**Listed entries:**
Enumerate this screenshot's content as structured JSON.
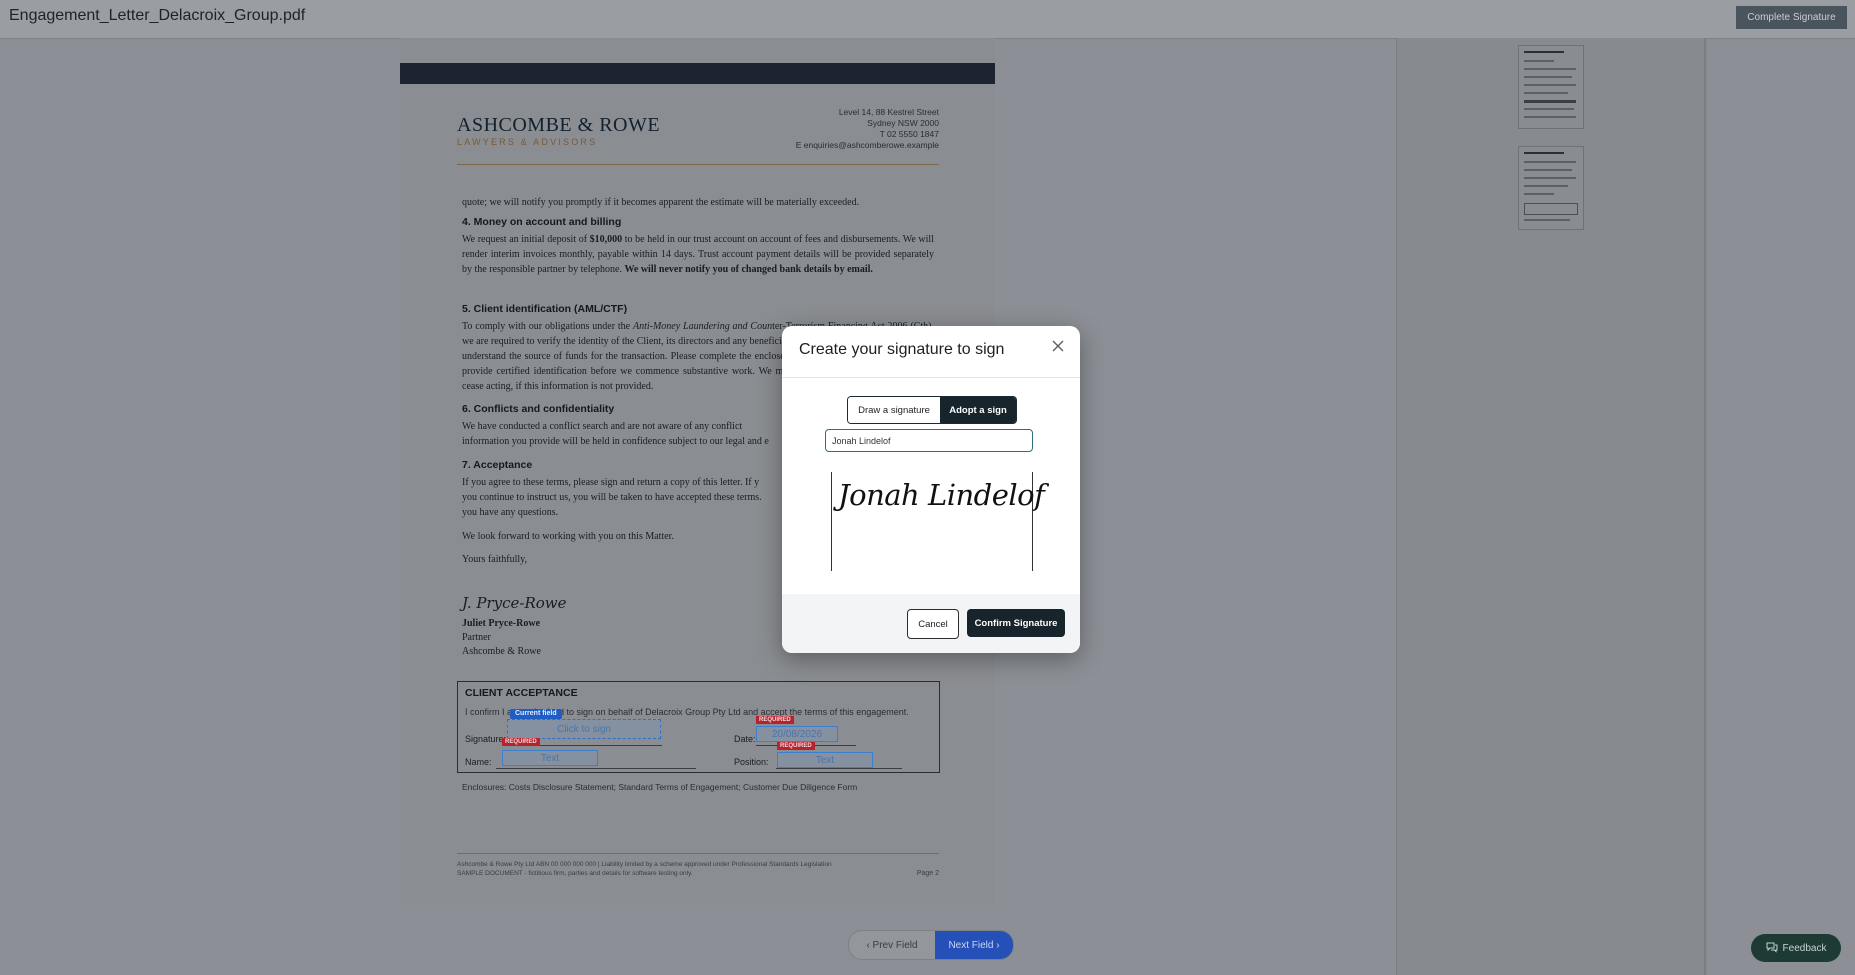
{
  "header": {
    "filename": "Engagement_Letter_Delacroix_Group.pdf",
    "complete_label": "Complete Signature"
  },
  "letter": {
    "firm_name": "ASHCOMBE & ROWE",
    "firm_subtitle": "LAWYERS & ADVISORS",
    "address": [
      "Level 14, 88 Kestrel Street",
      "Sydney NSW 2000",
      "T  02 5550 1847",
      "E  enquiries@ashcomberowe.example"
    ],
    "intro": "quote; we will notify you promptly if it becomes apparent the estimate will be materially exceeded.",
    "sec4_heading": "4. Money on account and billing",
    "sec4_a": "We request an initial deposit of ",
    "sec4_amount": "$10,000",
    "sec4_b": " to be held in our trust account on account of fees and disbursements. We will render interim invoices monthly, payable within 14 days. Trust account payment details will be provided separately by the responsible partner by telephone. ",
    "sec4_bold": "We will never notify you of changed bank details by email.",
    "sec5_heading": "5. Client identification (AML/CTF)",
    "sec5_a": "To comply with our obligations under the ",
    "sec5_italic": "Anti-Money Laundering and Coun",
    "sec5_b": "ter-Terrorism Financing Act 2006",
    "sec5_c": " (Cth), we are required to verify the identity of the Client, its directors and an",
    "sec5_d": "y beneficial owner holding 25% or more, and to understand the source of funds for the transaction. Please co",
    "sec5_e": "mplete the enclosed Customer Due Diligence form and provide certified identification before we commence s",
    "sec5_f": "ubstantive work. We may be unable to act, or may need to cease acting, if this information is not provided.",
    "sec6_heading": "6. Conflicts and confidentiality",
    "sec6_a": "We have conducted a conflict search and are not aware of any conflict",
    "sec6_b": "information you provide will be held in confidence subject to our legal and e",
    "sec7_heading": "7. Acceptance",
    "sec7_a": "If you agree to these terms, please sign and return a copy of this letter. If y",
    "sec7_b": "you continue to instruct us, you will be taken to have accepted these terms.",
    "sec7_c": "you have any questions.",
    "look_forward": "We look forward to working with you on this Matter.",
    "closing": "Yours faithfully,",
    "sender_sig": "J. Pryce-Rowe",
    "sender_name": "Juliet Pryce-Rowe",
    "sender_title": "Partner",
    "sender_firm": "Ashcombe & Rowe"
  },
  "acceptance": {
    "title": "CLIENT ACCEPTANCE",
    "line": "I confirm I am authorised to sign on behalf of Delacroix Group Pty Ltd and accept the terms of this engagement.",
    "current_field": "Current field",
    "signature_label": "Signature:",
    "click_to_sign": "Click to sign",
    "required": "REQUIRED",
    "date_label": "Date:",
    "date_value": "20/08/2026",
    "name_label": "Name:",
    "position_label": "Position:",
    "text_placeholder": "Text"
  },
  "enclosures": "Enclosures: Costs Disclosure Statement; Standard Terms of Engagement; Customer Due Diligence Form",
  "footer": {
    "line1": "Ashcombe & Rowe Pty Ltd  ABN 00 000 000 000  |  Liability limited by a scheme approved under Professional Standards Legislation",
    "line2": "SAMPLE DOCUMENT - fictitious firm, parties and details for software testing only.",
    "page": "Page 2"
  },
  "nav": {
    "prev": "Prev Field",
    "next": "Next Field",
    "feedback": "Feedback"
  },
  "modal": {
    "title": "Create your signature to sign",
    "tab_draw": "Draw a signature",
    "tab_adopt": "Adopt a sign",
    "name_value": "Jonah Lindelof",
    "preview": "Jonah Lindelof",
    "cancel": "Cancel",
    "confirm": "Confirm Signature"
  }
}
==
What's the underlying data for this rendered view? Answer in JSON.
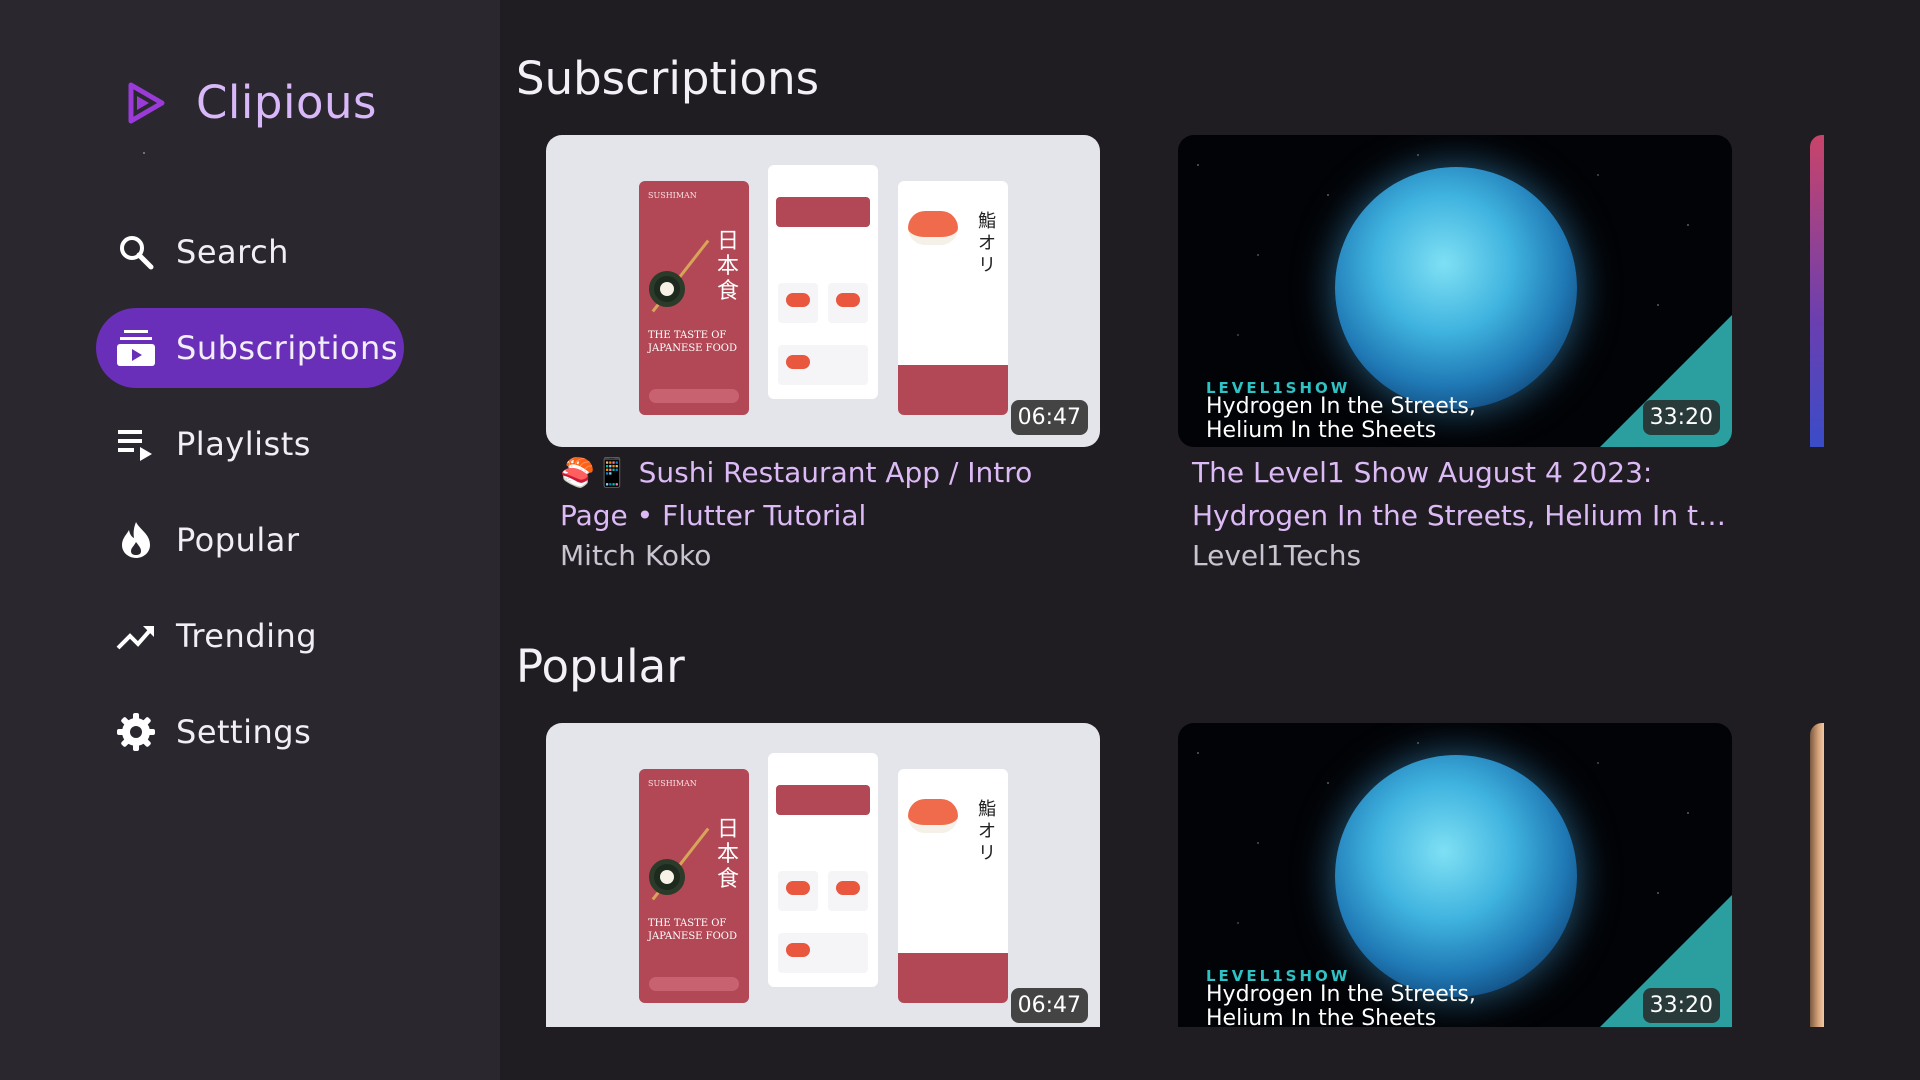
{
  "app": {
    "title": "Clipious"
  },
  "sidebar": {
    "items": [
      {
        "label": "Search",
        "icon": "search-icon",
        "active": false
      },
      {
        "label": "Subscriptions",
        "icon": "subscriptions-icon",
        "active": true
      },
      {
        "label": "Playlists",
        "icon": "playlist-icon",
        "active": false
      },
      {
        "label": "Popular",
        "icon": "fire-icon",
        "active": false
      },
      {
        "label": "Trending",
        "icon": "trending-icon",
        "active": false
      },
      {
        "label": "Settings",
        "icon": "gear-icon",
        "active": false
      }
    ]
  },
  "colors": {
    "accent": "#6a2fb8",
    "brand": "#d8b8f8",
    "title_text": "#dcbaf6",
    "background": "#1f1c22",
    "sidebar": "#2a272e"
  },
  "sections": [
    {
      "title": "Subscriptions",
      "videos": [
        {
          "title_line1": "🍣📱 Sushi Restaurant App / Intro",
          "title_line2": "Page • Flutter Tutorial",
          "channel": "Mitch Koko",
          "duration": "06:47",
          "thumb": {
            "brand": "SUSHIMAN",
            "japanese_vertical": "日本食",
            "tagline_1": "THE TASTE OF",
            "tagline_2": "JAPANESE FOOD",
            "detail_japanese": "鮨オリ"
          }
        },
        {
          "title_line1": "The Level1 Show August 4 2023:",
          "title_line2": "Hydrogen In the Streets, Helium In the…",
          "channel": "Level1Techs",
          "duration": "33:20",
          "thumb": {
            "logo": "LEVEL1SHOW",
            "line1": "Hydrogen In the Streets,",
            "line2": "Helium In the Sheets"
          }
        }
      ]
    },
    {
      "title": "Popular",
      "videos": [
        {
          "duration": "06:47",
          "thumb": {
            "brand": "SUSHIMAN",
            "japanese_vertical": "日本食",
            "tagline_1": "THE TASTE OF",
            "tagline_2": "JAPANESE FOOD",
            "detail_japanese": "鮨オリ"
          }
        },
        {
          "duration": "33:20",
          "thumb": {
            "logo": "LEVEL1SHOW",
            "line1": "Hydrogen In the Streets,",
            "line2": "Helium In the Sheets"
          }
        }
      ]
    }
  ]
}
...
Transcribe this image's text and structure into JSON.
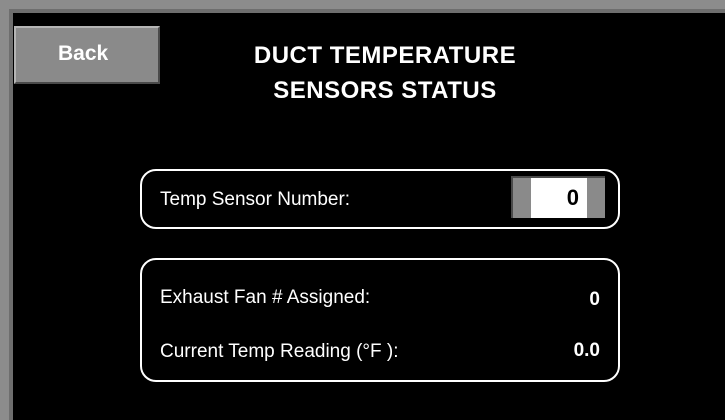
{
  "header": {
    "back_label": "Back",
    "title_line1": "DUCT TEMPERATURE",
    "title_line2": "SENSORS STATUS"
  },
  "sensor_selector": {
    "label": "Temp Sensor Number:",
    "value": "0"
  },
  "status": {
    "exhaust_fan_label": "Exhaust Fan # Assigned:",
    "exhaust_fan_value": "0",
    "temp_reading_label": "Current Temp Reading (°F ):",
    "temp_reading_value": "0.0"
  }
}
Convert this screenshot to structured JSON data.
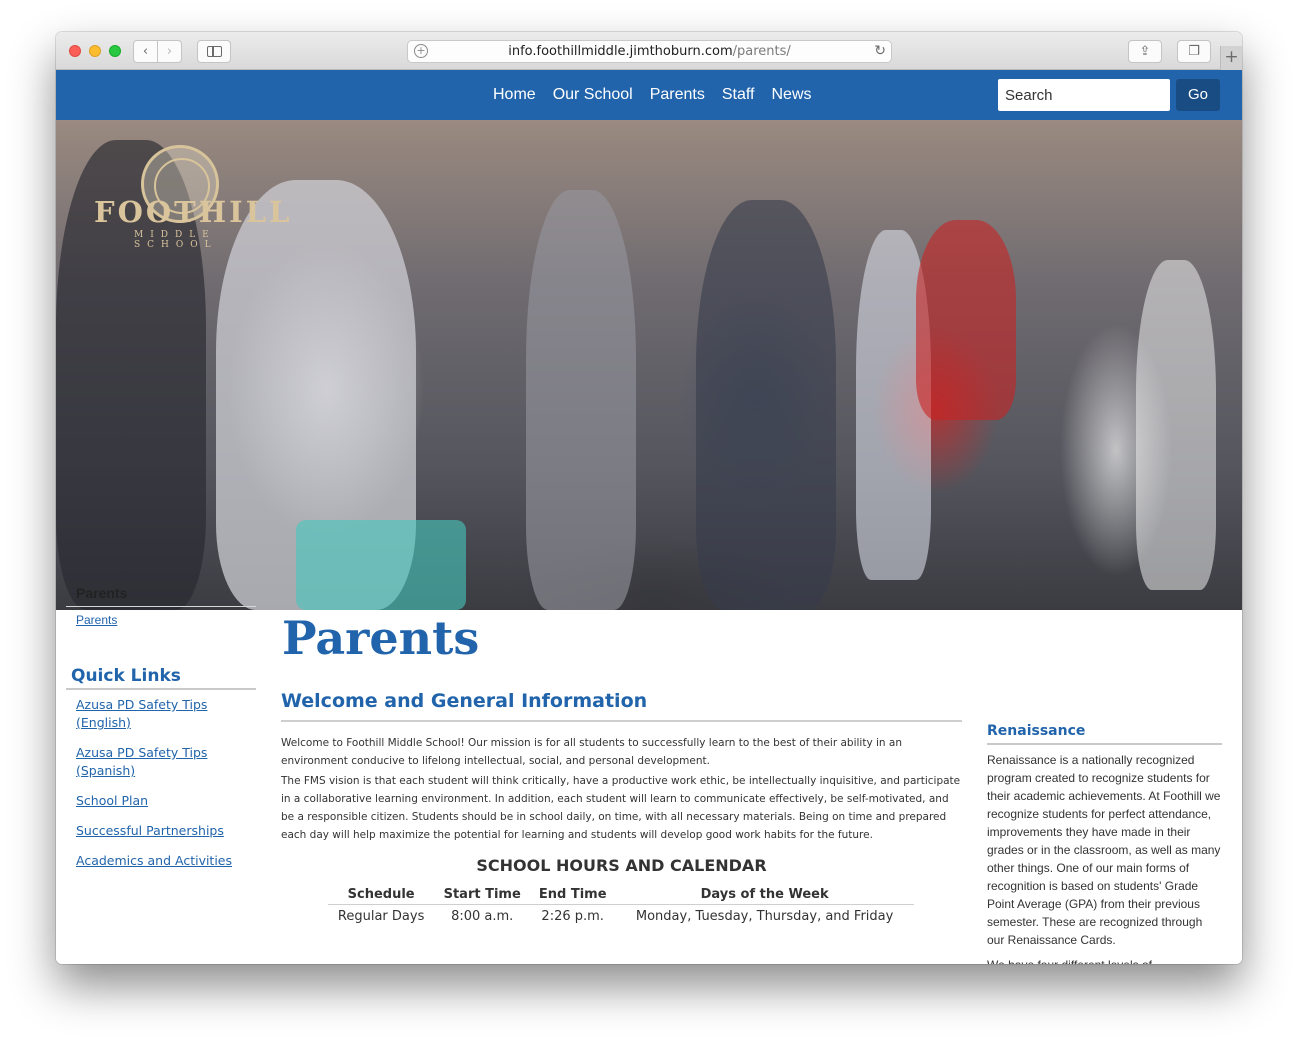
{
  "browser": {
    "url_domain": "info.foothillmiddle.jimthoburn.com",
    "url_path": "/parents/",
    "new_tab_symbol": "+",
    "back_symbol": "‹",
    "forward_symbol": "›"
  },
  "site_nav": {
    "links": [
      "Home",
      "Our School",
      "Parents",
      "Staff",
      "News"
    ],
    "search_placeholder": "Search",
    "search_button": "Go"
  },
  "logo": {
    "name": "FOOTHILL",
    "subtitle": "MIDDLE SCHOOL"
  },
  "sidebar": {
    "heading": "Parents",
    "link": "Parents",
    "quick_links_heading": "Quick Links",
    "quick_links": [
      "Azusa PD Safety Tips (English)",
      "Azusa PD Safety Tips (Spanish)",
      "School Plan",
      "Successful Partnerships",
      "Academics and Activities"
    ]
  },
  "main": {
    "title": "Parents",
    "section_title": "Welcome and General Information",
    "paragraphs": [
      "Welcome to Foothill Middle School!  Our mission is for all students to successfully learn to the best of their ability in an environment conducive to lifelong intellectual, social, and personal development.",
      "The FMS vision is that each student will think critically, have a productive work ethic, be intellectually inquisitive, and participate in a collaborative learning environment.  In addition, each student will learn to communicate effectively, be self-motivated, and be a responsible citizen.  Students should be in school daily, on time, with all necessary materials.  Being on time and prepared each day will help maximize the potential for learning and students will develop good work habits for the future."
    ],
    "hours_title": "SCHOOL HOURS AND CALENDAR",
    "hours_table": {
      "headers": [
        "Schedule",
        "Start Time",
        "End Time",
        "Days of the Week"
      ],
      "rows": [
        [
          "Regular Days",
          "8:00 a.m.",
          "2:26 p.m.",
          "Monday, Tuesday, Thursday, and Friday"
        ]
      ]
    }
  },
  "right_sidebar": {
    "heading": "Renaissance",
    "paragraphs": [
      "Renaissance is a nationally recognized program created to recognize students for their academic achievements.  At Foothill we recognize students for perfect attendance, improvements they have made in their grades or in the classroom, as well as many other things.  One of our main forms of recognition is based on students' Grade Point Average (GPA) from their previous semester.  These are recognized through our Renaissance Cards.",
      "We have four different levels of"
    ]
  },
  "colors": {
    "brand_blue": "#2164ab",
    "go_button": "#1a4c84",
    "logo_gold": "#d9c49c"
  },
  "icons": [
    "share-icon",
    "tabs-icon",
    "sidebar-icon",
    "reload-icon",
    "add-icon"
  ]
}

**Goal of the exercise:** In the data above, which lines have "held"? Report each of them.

**Solution to the exercise:**
    "sec4_b": " to be held in our trust account on account of fees and disbursements. We will render interim invoices monthly, payable within 14 days. Trust account payment details will be provided separately by the responsible partner by telephone. ",
    "sec6_b": "information you provide will be held in confidence subject to our legal and e",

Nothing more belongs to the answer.